As Russians openly strive to become elitny, America's dominant oligarchs and feeble intellectuals live in a state of grotesque denial about their elitism. Billionaires act like hicks and get away with it. Liberal intellectuals try to suckup by learning sports metaphors. The smoke and mirrors works well for the billionaires but not for the nearly-extinct Left. So why are they still in the elitist closet?
When I was in America this past January, I visited Old Navy for my first time. It was there that it all came together for me: the whole intertwined web of America's elites, diversionary elites, the War On Terror, globalization, neo-imperialism, and the anti-consumerism/globalization movements. Pouring through a giant bin of $12 dollar sweaters -- with a satisfied feeling that finally I was the one profiting from the Schopenhauerean forces that run this planet -- I began to understand how they were all linked, and how they came together right there in that Old Navy bargain sweater bin.
The Old Navy store chain is one of those cultural events that I missed out on, having spent almost all of the 1990s abroad. Before moving to Louisville in 2001 I'd assumed that Old Navy was just a Navy surplus store chain that had been bought out by some multinational and repackaged for the middle classes. Part of the eternal cooptation of bohemian fashion by the consumerist bourgeoisie.

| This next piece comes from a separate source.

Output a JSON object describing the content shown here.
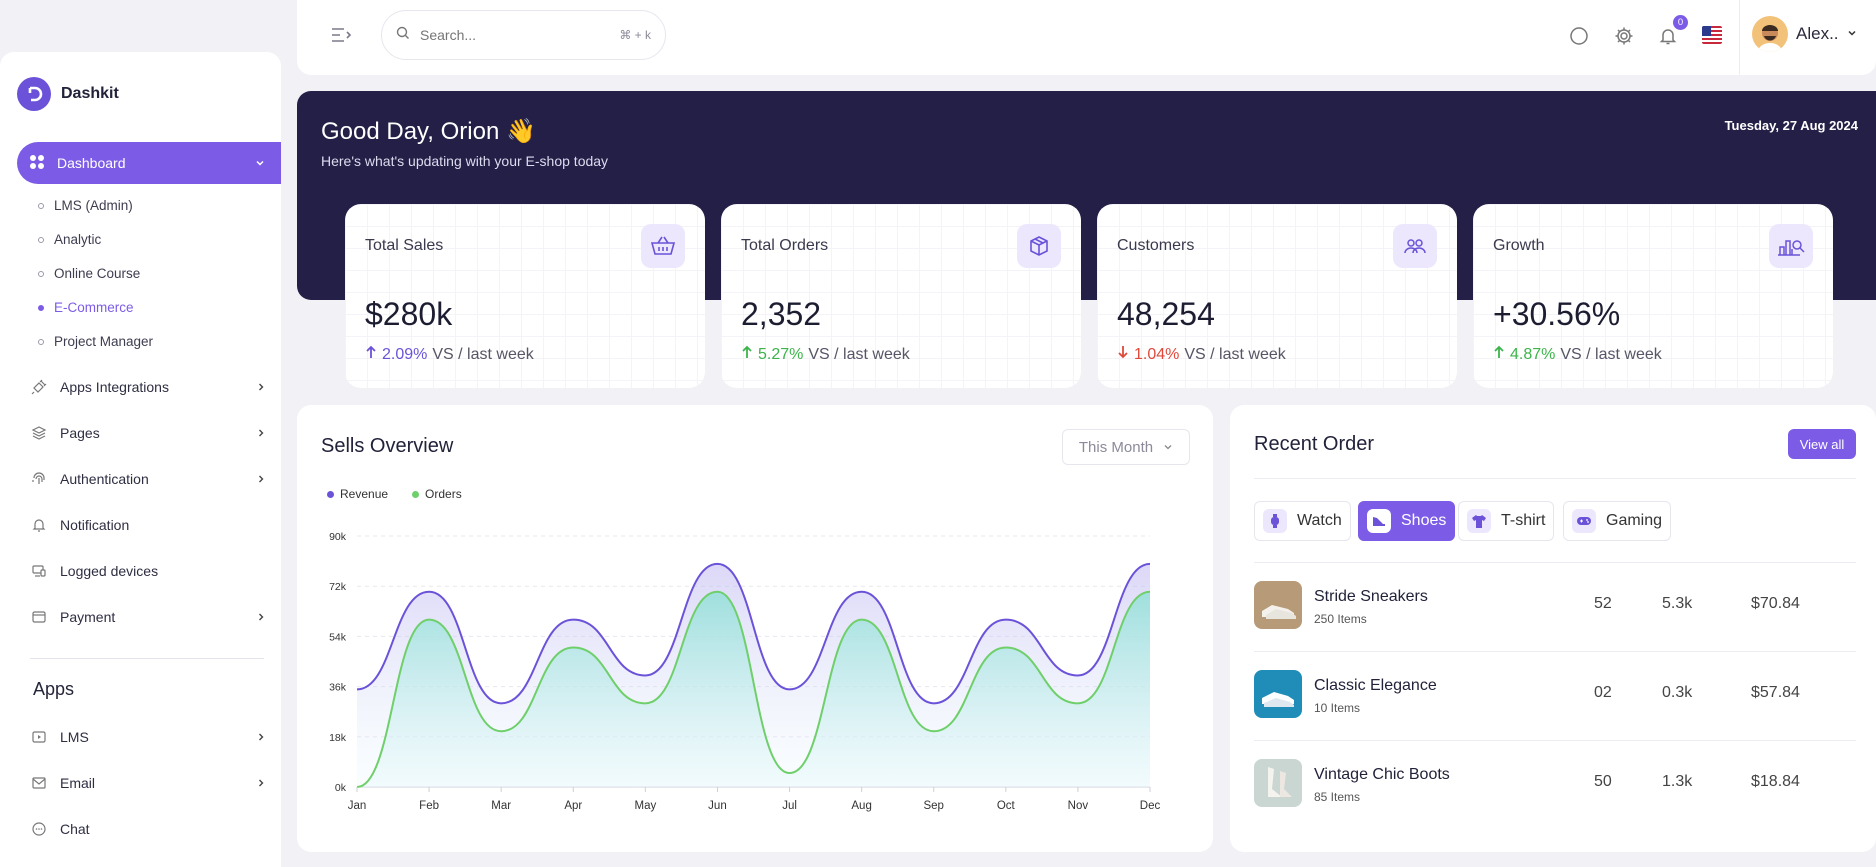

Then I took a temp job at NPC as a data entry processor. I replaced a nineteen-year-old girl, a poor white single mother with a mousy face and a giant ass. She'd dropped out of high school to work at age 16. When I arrived for the first day of work, she was just pulling all the photos of her baby son out of the tacks in the cubicle mesh "walls." Thanks to my hiring, she was able to move up a tiny notch on the administrative chain. She told me more than once how glad she was to be out of my position, and feared that I wouldn't stay on as the Small Business Approval Department's permanent data entry aphid.
"I don't ever want to do that job again," she said, moving her stuff down to the opposite end of our beige, chest-high cubicle corridor to share a slightly larger 2-desk space with a divorced woman twice her age and weight.
One day, wearing another one of her oversized navy blue and white Old Navy sweaters which hung over her baggy khakis, she told me how loyal she was to Old Navy, that it was her favorite store and she always goes there for herself or for gifts for others.
"It's the only place I'll buy clothes," she said. "It's my favorite store in the world."
A year and a half later, during a one-day vulture-like mall sweep to take advantage of the Bush-economy bargains, I stumbled into the Old Navy store in Santa Monica. Now if I know my reader, then I can see the nauseous sneer crossing your face: "Ew, gawd! Shopping! Malls! New clothes! Third Street Promenade! Ames, what happened to you? How bouge, dude!"
If you're thinking that, then all I can say is you're either a fucking idiot or you've got very generous parents. I was that fucking idiot before moving to Louisville. Hell, it was places like The Gap that first helped drive me out of the country. But that was before poverty mattered to me. Being poor in America is no fun at all. It's not only materially horrible, but it's a national sin, proof of your innate sloth and depravity. You're essentially a traitor to the State if you're poor, so the smartest thing you can do is shut your mouth and hang an American flag on your trailer.
But there are some things which make poverty more tolerable. Wal-Mart for one. I'd moved to Louisville with not even a fork or a spoon. Wal-Mart sells all that -- hamper, dishes, utensils, dish rack, sheets, telephones, you name it -- for prices so incredibly low that I was genuinely grateful. I thought about Wal-Mart's union busting, its abused work staff of geriatrics and economically desperate wage slaves, its stocks of Third World products which in turn further destroyed America's manufacturing, it's aesthetic Sovietization of America... and then I thought about my own shitty fiscal situation. Conclusion: "Fuck 'em."